● **WORK ITEM**
Check every line of the entries for the string "accent" and return the ones that contain it.

● **Stored data**

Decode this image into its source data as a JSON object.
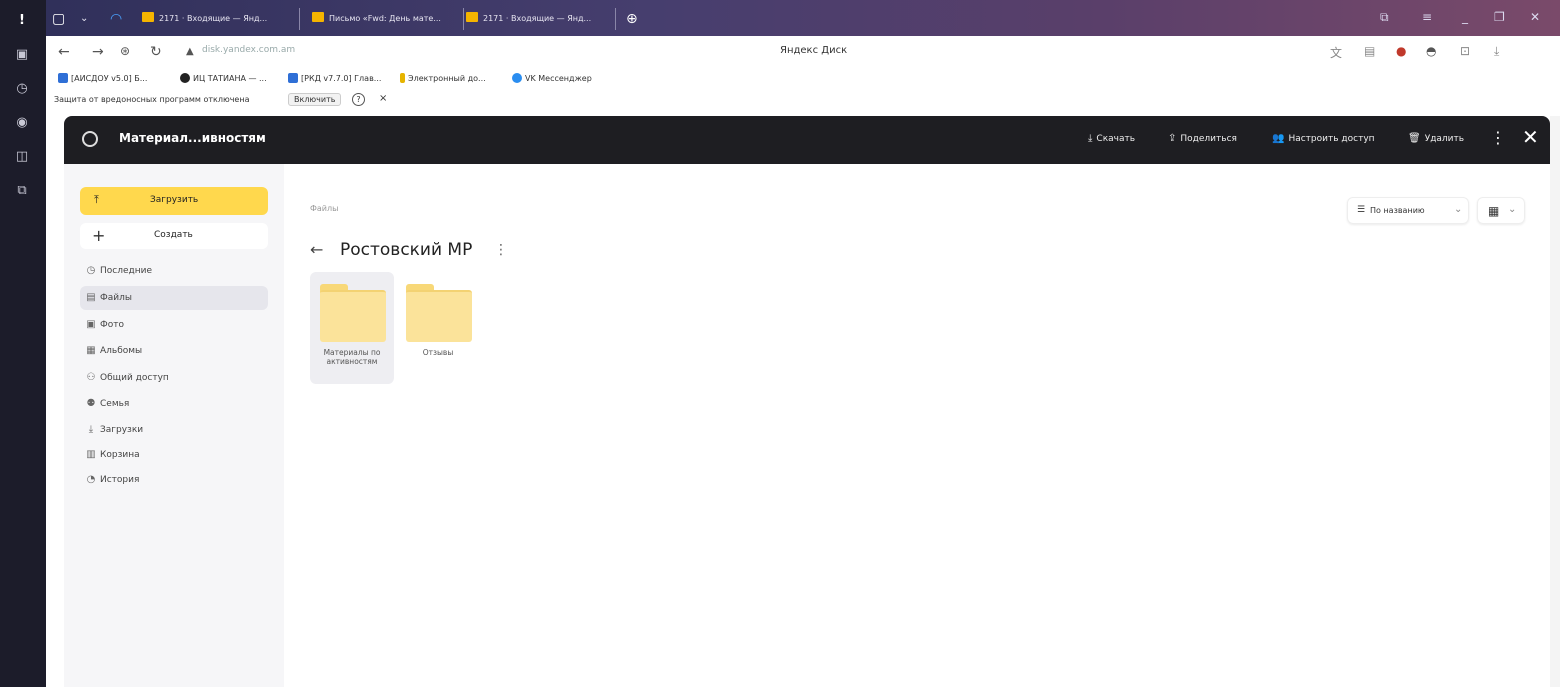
{
  "browser": {
    "tabs": [
      {
        "label": "2171 · Входящие — Янд..."
      },
      {
        "label": "Письмо «Fwd: День мате..."
      },
      {
        "label": "2171 · Входящие — Янд..."
      }
    ],
    "url": "disk.yandex.com.am",
    "page_title": "Яндекс Диск",
    "bookmarks": [
      {
        "label": "[АИСДОУ v5.0] Б..."
      },
      {
        "label": "ИЦ ТАТИАНА — ..."
      },
      {
        "label": "[РКД v7.7.0] Глав..."
      },
      {
        "label": "Электронный до..."
      },
      {
        "label": "VK Мессенджер"
      }
    ],
    "protection_notice": "Защита от вредоносных программ отключена",
    "enable_label": "Включить",
    "help_label": "?",
    "close_label": "×"
  },
  "header": {
    "title": "Материал...ивностям",
    "actions": {
      "download": "Скачать",
      "share": "Поделиться",
      "access": "Настроить доступ",
      "delete": "Удалить"
    }
  },
  "sidebar": {
    "upload_label": "Загрузить",
    "create_label": "Создать",
    "items": [
      {
        "label": "Последние",
        "icon": "clock-icon"
      },
      {
        "label": "Файлы",
        "icon": "file-icon",
        "active": true
      },
      {
        "label": "Фото",
        "icon": "photo-icon"
      },
      {
        "label": "Альбомы",
        "icon": "album-icon"
      },
      {
        "label": "Общий доступ",
        "icon": "shared-icon"
      },
      {
        "label": "Семья",
        "icon": "family-icon"
      },
      {
        "label": "Загрузки",
        "icon": "download-icon"
      },
      {
        "label": "Корзина",
        "icon": "trash-icon"
      },
      {
        "label": "История",
        "icon": "history-icon"
      }
    ]
  },
  "main": {
    "breadcrumb": "Файлы",
    "folder_title": "Ростовский МР",
    "sort_label": "По названию",
    "files": [
      {
        "name": "Материалы по активностям",
        "selected": true
      },
      {
        "name": "Отзывы",
        "selected": false
      }
    ]
  },
  "colors": {
    "accent": "#ffd84d",
    "header_bg": "#1e1e22",
    "folder": "#fbe39a"
  }
}
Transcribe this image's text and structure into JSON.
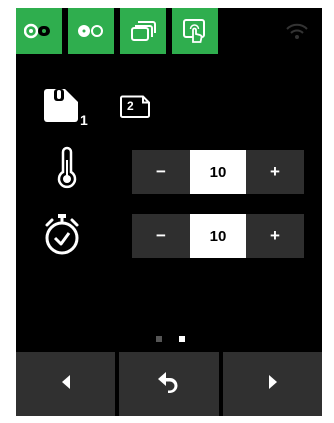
{
  "tabs": [
    {
      "icon": "ribbon-cassette-icon"
    },
    {
      "icon": "tape-reels-icon"
    },
    {
      "icon": "stacked-pages-icon"
    },
    {
      "icon": "touch-card-icon"
    },
    {
      "icon": "wifi-icon"
    }
  ],
  "media": {
    "slot1_label": "1",
    "slot2_label": "2"
  },
  "temperature": {
    "icon": "thermometer-icon",
    "minus": "−",
    "value": "10",
    "plus": "+"
  },
  "timer": {
    "icon": "stopwatch-icon",
    "minus": "−",
    "value": "10",
    "plus": "+"
  },
  "pager": {
    "pages": 2,
    "active": 2
  },
  "bottom_nav": [
    {
      "icon": "arrow-left-icon"
    },
    {
      "icon": "undo-icon"
    },
    {
      "icon": "arrow-right-icon"
    }
  ],
  "colors": {
    "accent": "#2fae4e",
    "panel": "#000000",
    "button": "#2f2f2f",
    "dot_inactive": "#555555",
    "dot_active": "#ffffff"
  }
}
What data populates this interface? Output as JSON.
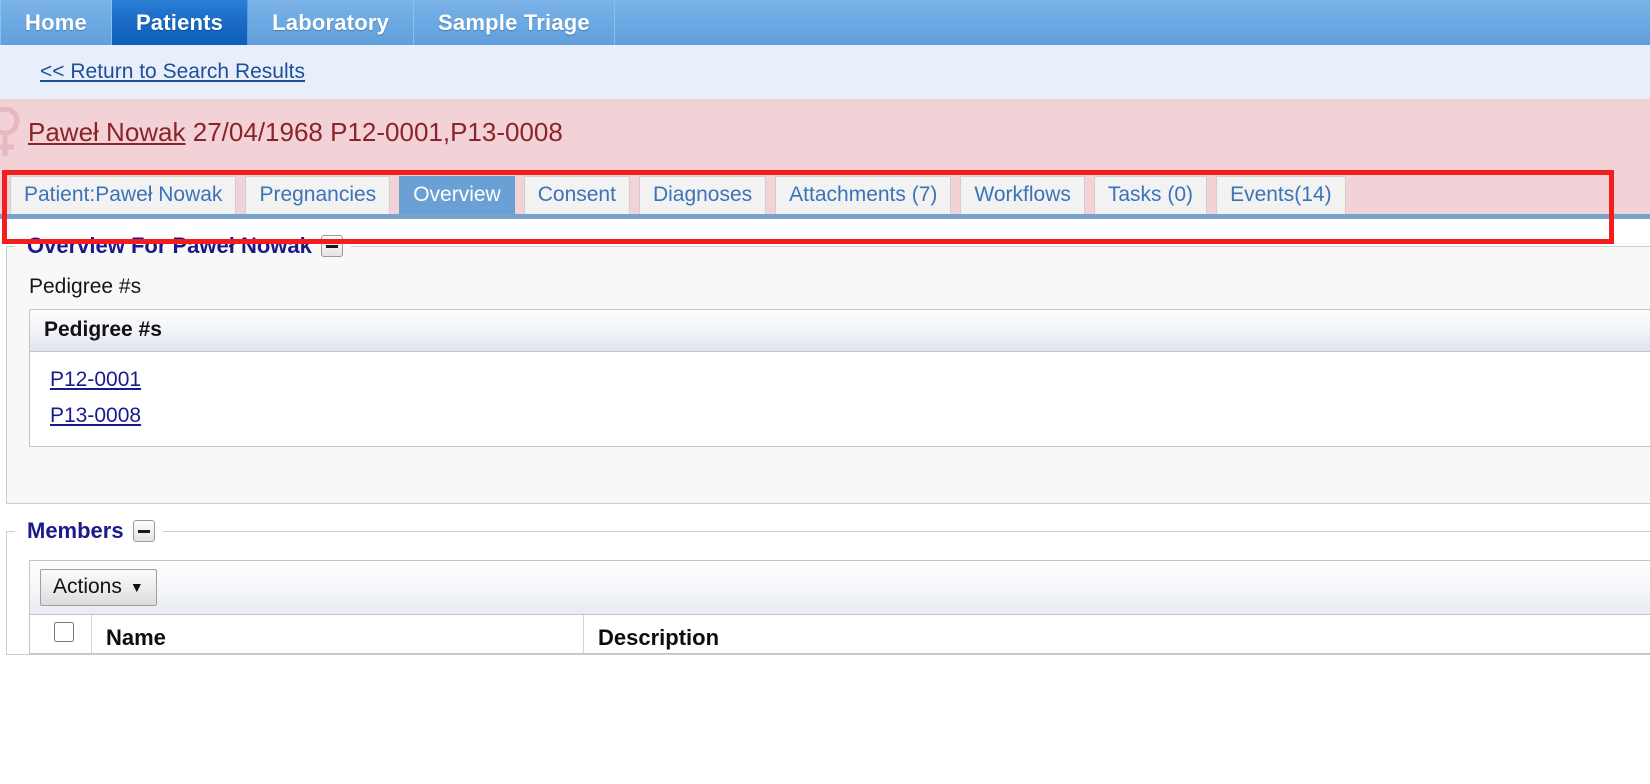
{
  "nav": {
    "items": [
      {
        "label": "Home",
        "active": false
      },
      {
        "label": "Patients",
        "active": true
      },
      {
        "label": "Laboratory",
        "active": false
      },
      {
        "label": "Sample Triage",
        "active": false
      }
    ]
  },
  "return_link": {
    "label": "<< Return to Search Results"
  },
  "patient_banner": {
    "gender_icon": "female-symbol-icon",
    "name": "Paweł Nowak",
    "details": "27/04/1968 P12-0001,P13-0008",
    "birth_date": "27/04/1968",
    "pedigree_ids": "P12-0001,P13-0008",
    "background_color": "#f2d2d7",
    "text_color": "#8c2328"
  },
  "tabs": [
    {
      "label": "Patient:Paweł Nowak",
      "active": false
    },
    {
      "label": "Pregnancies",
      "active": false
    },
    {
      "label": "Overview",
      "active": true
    },
    {
      "label": "Consent",
      "active": false
    },
    {
      "label": "Diagnoses",
      "active": false
    },
    {
      "label": "Attachments (7)",
      "active": false
    },
    {
      "label": "Workflows",
      "active": false
    },
    {
      "label": "Tasks (0)",
      "active": false
    },
    {
      "label": "Events(14)",
      "active": false
    }
  ],
  "annotation": {
    "shape": "rectangle",
    "color": "#f41d1d",
    "target": "patient-tab-strip"
  },
  "overview_panel": {
    "legend": "Overview For Paweł Nowak",
    "collapse_label": "−",
    "field_label": "Pedigree #s",
    "grid": {
      "header": "Pedigree #s",
      "rows": [
        "P12-0001",
        "P13-0008"
      ]
    }
  },
  "members_panel": {
    "legend": "Members",
    "collapse_label": "−",
    "toolbar": {
      "actions_label": "Actions",
      "caret": "▼"
    },
    "columns": [
      "Name",
      "Description"
    ]
  },
  "colors": {
    "nav_active": "#1769c4",
    "nav_bg": "#6aa8e2",
    "tab_active": "#6aa0d4",
    "link": "#1a1a8c",
    "legend": "#1a1a8c",
    "banner": "#f2d2d7",
    "annotation": "#f41d1d"
  }
}
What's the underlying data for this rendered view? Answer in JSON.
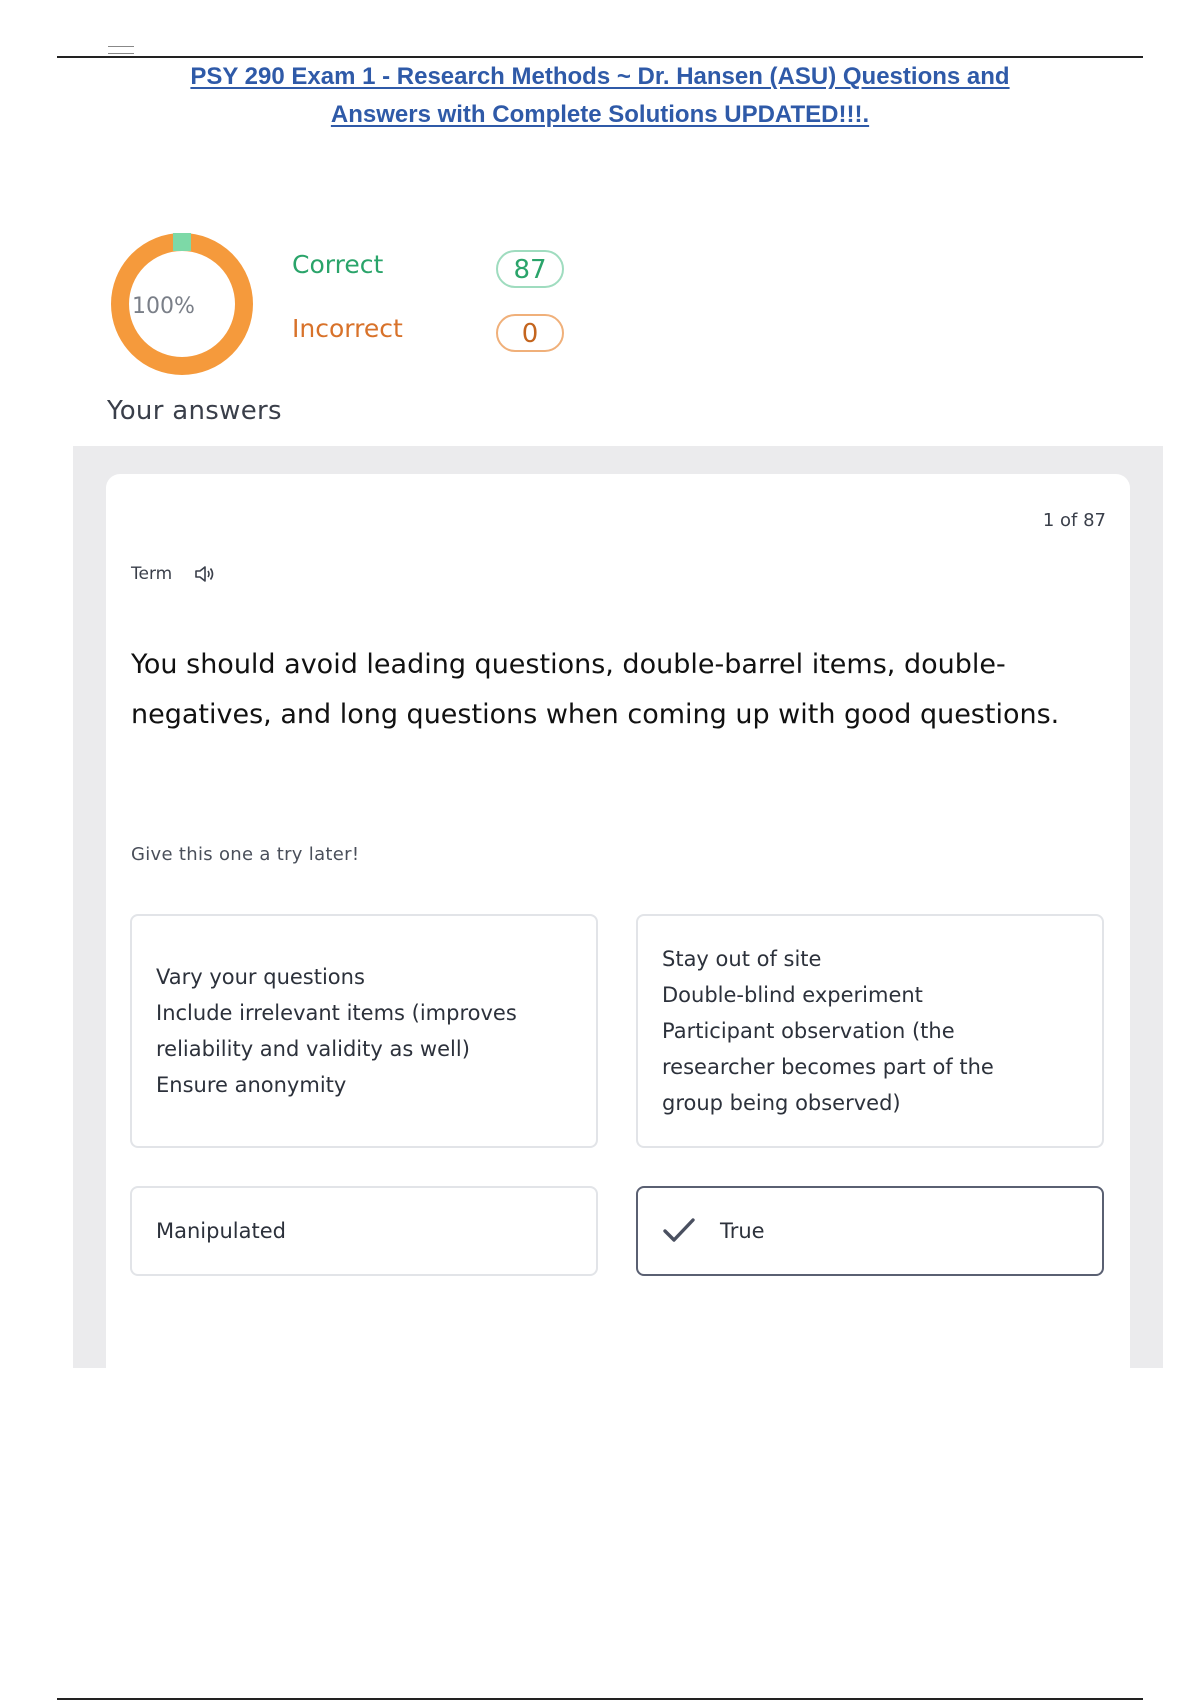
{
  "document": {
    "title_line1": "PSY 290 Exam 1 - Research Methods ~ Dr. Hansen (ASU) Questions and",
    "title_line2": "Answers with Complete Solutions UPDATED!!!."
  },
  "summary": {
    "percent_label": "100%",
    "percent_value": 1.0,
    "correct_label": "Correct",
    "correct_count": "87",
    "incorrect_label": "Incorrect",
    "incorrect_count": "0",
    "ring_color": "#f59a3c",
    "correct_marker_color": "#7dd9a7"
  },
  "your_answers_heading": "Your answers",
  "card": {
    "counter": "1 of 87",
    "term_label": "Term",
    "speaker_icon": "speaker-icon",
    "question": "You should avoid leading questions, double-barrel items, double-negatives, and long questions when coming up with good questions.",
    "hint": "Give this one a try later!",
    "options": [
      {
        "lines": [
          "Vary your questions",
          "Include irrelevant items (improves",
          "reliability and validity as well)",
          "Ensure anonymity"
        ]
      },
      {
        "lines": [
          "Stay out of site",
          "Double-blind experiment",
          "Participant observation (the",
          "researcher becomes part of the",
          "group being observed)"
        ]
      },
      {
        "lines": [
          "Manipulated"
        ]
      },
      {
        "lines": [
          "True"
        ],
        "selected": true,
        "icon": "check-icon"
      }
    ]
  }
}
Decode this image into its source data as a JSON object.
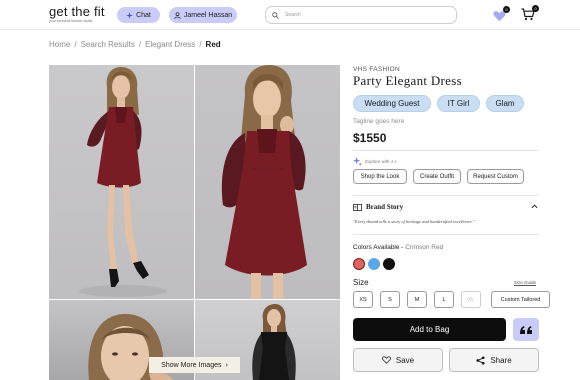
{
  "header": {
    "logo": "get the fit",
    "logo_tagline": "your personal fashion stylist",
    "chat_label": "Chat",
    "user_label": "Jameel Hassan",
    "search_placeholder": "Search",
    "wishlist_count": "0",
    "cart_count": "0"
  },
  "breadcrumb": {
    "items": [
      "Home",
      "Search Results",
      "Elegant Dress"
    ],
    "separator": "/",
    "current": "Red"
  },
  "gallery": {
    "show_more_label": "Show More Images",
    "show_more_arrow": "›"
  },
  "product": {
    "brand": "VHS FASHION",
    "title": "Party Elegant Dress",
    "tags": [
      "Wedding Guest",
      "IT Girl",
      "Glam"
    ],
    "tagline": "Tagline goes here",
    "price": "$1550",
    "explore_label": "Explore with A.I.",
    "ai_buttons": [
      "Shop the Look",
      "Create Outfit",
      "Request Custom"
    ],
    "brand_story_title": "Brand Story",
    "brand_story_text": "\"Every thread tells a story of heritage and handcrafted excellence.\"",
    "colors_label": "Colors Available - ",
    "selected_color": "Crimson Red",
    "colors": [
      "#e06262",
      "#5aa6e8",
      "#111111"
    ],
    "size_label": "Size",
    "size_guide": "Size Guide",
    "sizes": [
      "XS",
      "S",
      "M",
      "L",
      "XL"
    ],
    "custom_size": "Custom Tailored",
    "add_to_bag": "Add to Bag",
    "save_label": "Save",
    "share_label": "Share"
  },
  "colors": {
    "accent": "#c9ccf6",
    "tag_bg": "#c9def3",
    "dress": "#7a1c24"
  }
}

● **RESPONSE AREA**
    "accent": "#ffd84d",
    "accent": "#2fae4e",
    "accent": "#c9ccf6",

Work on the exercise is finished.